→ **PROBLEM DESCRIPTION**:
Given the records that follow, return each one verbatim.

→ **GIVEN DATA**:
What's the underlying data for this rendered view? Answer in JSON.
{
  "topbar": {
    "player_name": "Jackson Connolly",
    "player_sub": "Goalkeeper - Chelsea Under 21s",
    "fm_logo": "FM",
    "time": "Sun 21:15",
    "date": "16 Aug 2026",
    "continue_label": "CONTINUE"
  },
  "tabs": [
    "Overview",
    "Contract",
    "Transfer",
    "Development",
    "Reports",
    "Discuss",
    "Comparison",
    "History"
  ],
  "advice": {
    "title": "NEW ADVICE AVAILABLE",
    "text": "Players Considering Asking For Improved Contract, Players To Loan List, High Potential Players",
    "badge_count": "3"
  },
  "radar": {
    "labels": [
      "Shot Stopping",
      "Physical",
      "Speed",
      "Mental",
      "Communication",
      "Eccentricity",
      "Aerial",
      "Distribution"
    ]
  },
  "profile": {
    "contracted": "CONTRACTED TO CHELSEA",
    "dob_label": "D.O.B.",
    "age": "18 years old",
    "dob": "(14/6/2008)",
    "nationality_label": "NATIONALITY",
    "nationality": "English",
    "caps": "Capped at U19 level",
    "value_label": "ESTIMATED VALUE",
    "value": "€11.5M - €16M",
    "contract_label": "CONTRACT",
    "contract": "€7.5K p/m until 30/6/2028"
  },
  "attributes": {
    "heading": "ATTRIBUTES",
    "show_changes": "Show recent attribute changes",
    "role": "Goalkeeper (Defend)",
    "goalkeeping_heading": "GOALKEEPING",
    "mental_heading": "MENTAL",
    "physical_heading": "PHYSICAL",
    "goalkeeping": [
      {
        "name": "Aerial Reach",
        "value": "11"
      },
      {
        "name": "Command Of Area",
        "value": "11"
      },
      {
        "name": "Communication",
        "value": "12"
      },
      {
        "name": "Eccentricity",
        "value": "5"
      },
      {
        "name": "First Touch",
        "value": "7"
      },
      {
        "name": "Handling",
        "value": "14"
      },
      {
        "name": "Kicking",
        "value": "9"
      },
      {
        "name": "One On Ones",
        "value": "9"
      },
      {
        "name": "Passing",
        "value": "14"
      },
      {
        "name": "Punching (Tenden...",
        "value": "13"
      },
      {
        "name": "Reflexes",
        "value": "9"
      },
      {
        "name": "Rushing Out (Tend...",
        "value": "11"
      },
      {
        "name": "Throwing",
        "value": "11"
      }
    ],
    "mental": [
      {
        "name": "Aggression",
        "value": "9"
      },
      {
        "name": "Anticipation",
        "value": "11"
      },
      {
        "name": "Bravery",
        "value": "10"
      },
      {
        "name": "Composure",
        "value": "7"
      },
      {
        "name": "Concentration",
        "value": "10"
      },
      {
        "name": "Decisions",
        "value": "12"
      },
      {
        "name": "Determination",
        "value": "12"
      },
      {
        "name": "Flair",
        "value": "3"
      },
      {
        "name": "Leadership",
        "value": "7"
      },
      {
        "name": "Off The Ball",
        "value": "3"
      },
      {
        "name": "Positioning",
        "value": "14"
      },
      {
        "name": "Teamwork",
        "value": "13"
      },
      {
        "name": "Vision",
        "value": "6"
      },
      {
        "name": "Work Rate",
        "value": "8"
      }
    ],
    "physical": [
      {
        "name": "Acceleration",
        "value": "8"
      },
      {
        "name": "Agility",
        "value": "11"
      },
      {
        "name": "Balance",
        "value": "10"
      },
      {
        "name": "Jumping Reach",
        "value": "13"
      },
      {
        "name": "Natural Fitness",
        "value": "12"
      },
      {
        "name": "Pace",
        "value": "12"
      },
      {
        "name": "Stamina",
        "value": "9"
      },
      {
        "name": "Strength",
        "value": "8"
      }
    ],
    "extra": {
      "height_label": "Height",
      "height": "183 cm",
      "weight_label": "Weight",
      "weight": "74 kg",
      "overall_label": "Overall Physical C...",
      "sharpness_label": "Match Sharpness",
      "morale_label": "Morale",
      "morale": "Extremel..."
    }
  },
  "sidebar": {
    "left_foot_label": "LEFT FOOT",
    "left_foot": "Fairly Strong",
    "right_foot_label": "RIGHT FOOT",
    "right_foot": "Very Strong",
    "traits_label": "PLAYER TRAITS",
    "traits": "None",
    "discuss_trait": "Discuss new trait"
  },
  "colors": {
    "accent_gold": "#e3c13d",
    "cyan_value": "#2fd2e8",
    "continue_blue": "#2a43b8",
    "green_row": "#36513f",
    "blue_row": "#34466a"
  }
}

→ **WORKED SOLUTION**:
What's the underlying data for this rendered view? Answer in JSON.
{
  "topbar": {
    "player_name": "Jackson Connolly",
    "player_sub": "Goalkeeper - Chelsea Under 21s",
    "fm_logo": "FM",
    "time": "Sun 21:15",
    "date": "16 Aug 2026",
    "continue_label": "CONTINUE"
  },
  "tabs": [
    "Overview",
    "Contract",
    "Transfer",
    "Development",
    "Reports",
    "Discuss",
    "Comparison",
    "History"
  ],
  "advice": {
    "title": "NEW ADVICE AVAILABLE",
    "text": "Players Considering Asking For Improved Contract, Players To Loan List, High Potential Players",
    "badge_count": "3"
  },
  "radar": {
    "labels": [
      "Shot Stopping",
      "Physical",
      "Speed",
      "Mental",
      "Communication",
      "Eccentricity",
      "Aerial",
      "Distribution"
    ]
  },
  "profile": {
    "contracted": "CONTRACTED TO CHELSEA",
    "dob_label": "D.O.B.",
    "age": "18 years old",
    "dob": "(14/6/2008)",
    "nationality_label": "NATIONALITY",
    "nationality": "English",
    "caps": "Capped at U19 level",
    "value_label": "ESTIMATED VALUE",
    "value": "€11.5M - €16M",
    "contract_label": "CONTRACT",
    "contract": "€7.5K p/m until 30/6/2028"
  },
  "attributes": {
    "heading": "ATTRIBUTES",
    "show_changes": "Show recent attribute changes",
    "role": "Goalkeeper (Defend)",
    "goalkeeping_heading": "GOALKEEPING",
    "mental_heading": "MENTAL",
    "physical_heading": "PHYSICAL",
    "goalkeeping": [
      {
        "name": "Aerial Reach",
        "value": "11"
      },
      {
        "name": "Command Of Area",
        "value": "11"
      },
      {
        "name": "Communication",
        "value": "12"
      },
      {
        "name": "Eccentricity",
        "value": "5"
      },
      {
        "name": "First Touch",
        "value": "7"
      },
      {
        "name": "Handling",
        "value": "14"
      },
      {
        "name": "Kicking",
        "value": "9"
      },
      {
        "name": "One On Ones",
        "value": "9"
      },
      {
        "name": "Passing",
        "value": "14"
      },
      {
        "name": "Punching (Tenden...",
        "value": "13"
      },
      {
        "name": "Reflexes",
        "value": "9"
      },
      {
        "name": "Rushing Out (Tend...",
        "value": "11"
      },
      {
        "name": "Throwing",
        "value": "11"
      }
    ],
    "mental": [
      {
        "name": "Aggression",
        "value": "9"
      },
      {
        "name": "Anticipation",
        "value": "11"
      },
      {
        "name": "Bravery",
        "value": "10"
      },
      {
        "name": "Composure",
        "value": "7"
      },
      {
        "name": "Concentration",
        "value": "10"
      },
      {
        "name": "Decisions",
        "value": "12"
      },
      {
        "name": "Determination",
        "value": "12"
      },
      {
        "name": "Flair",
        "value": "3"
      },
      {
        "name": "Leadership",
        "value": "7"
      },
      {
        "name": "Off The Ball",
        "value": "3"
      },
      {
        "name": "Positioning",
        "value": "14"
      },
      {
        "name": "Teamwork",
        "value": "13"
      },
      {
        "name": "Vision",
        "value": "6"
      },
      {
        "name": "Work Rate",
        "value": "8"
      }
    ],
    "physical": [
      {
        "name": "Acceleration",
        "value": "8"
      },
      {
        "name": "Agility",
        "value": "11"
      },
      {
        "name": "Balance",
        "value": "10"
      },
      {
        "name": "Jumping Reach",
        "value": "13"
      },
      {
        "name": "Natural Fitness",
        "value": "12"
      },
      {
        "name": "Pace",
        "value": "12"
      },
      {
        "name": "Stamina",
        "value": "9"
      },
      {
        "name": "Strength",
        "value": "8"
      }
    ],
    "extra": {
      "height_label": "Height",
      "height": "183 cm",
      "weight_label": "Weight",
      "weight": "74 kg",
      "overall_label": "Overall Physical C...",
      "sharpness_label": "Match Sharpness",
      "morale_label": "Morale",
      "morale": "Extremel..."
    }
  },
  "sidebar": {
    "left_foot_label": "LEFT FOOT",
    "left_foot": "Fairly Strong",
    "right_foot_label": "RIGHT FOOT",
    "right_foot": "Very Strong",
    "traits_label": "PLAYER TRAITS",
    "traits": "None",
    "discuss_trait": "Discuss new trait"
  },
  "colors": {
    "accent_gold": "#e3c13d",
    "cyan_value": "#2fd2e8",
    "continue_blue": "#2a43b8",
    "green_row": "#36513f",
    "blue_row": "#34466a"
  }
}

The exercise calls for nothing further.